#### Directions
Nothing left out, nothing added: return the full set of records.

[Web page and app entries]
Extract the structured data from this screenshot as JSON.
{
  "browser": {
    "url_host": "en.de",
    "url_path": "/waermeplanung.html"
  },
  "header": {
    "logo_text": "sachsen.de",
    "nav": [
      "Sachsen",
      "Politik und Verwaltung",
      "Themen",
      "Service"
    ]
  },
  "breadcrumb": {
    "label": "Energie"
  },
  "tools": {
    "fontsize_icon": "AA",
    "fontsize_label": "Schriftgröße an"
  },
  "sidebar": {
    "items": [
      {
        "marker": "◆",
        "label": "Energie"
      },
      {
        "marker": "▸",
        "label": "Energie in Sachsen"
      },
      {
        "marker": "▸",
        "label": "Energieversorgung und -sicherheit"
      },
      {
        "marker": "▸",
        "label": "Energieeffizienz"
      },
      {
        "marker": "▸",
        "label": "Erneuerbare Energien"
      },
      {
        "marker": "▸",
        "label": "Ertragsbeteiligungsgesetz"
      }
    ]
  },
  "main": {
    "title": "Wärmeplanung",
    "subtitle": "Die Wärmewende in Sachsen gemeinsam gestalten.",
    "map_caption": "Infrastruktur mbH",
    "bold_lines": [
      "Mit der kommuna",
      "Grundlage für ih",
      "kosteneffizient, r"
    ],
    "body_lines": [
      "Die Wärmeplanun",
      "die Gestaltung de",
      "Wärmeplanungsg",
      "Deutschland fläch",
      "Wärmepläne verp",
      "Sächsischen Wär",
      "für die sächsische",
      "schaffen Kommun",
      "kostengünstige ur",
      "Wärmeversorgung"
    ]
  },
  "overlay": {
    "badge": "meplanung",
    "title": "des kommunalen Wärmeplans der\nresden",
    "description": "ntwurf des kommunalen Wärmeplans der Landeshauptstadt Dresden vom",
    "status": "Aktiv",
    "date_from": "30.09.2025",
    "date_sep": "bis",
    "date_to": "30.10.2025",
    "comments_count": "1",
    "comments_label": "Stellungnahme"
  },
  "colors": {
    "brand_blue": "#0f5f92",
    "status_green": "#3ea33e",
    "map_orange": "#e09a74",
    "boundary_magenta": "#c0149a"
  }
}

#### Result of the task
Extract the structured data from this screenshot as JSON.
{
  "browser": {
    "url_host": "en.de",
    "url_path": "/waermeplanung.html"
  },
  "header": {
    "logo_text": "sachsen.de",
    "nav": [
      "Sachsen",
      "Politik und Verwaltung",
      "Themen",
      "Service"
    ]
  },
  "breadcrumb": {
    "label": "Energie"
  },
  "tools": {
    "fontsize_icon": "AA",
    "fontsize_label": "Schriftgröße an"
  },
  "sidebar": {
    "items": [
      {
        "marker": "◆",
        "label": "Energie"
      },
      {
        "marker": "▸",
        "label": "Energie in Sachsen"
      },
      {
        "marker": "▸",
        "label": "Energieversorgung und -sicherheit"
      },
      {
        "marker": "▸",
        "label": "Energieeffizienz"
      },
      {
        "marker": "▸",
        "label": "Erneuerbare Energien"
      },
      {
        "marker": "▸",
        "label": "Ertragsbeteiligungsgesetz"
      }
    ]
  },
  "main": {
    "title": "Wärmeplanung",
    "subtitle": "Die Wärmewende in Sachsen gemeinsam gestalten.",
    "map_caption": "Infrastruktur mbH",
    "bold_lines": [
      "Mit der kommuna",
      "Grundlage für ih",
      "kosteneffizient, r"
    ],
    "body_lines": [
      "Die Wärmeplanun",
      "die Gestaltung de",
      "Wärmeplanungsg",
      "Deutschland fläch",
      "Wärmepläne verp",
      "Sächsischen Wär",
      "für die sächsische",
      "schaffen Kommun",
      "kostengünstige ur",
      "Wärmeversorgung"
    ]
  },
  "overlay": {
    "badge": "meplanung",
    "title": "des kommunalen Wärmeplans der\nresden",
    "description": "ntwurf des kommunalen Wärmeplans der Landeshauptstadt Dresden vom",
    "status": "Aktiv",
    "date_from": "30.09.2025",
    "date_sep": "bis",
    "date_to": "30.10.2025",
    "comments_count": "1",
    "comments_label": "Stellungnahme"
  },
  "colors": {
    "brand_blue": "#0f5f92",
    "status_green": "#3ea33e",
    "map_orange": "#e09a74",
    "boundary_magenta": "#c0149a"
  }
}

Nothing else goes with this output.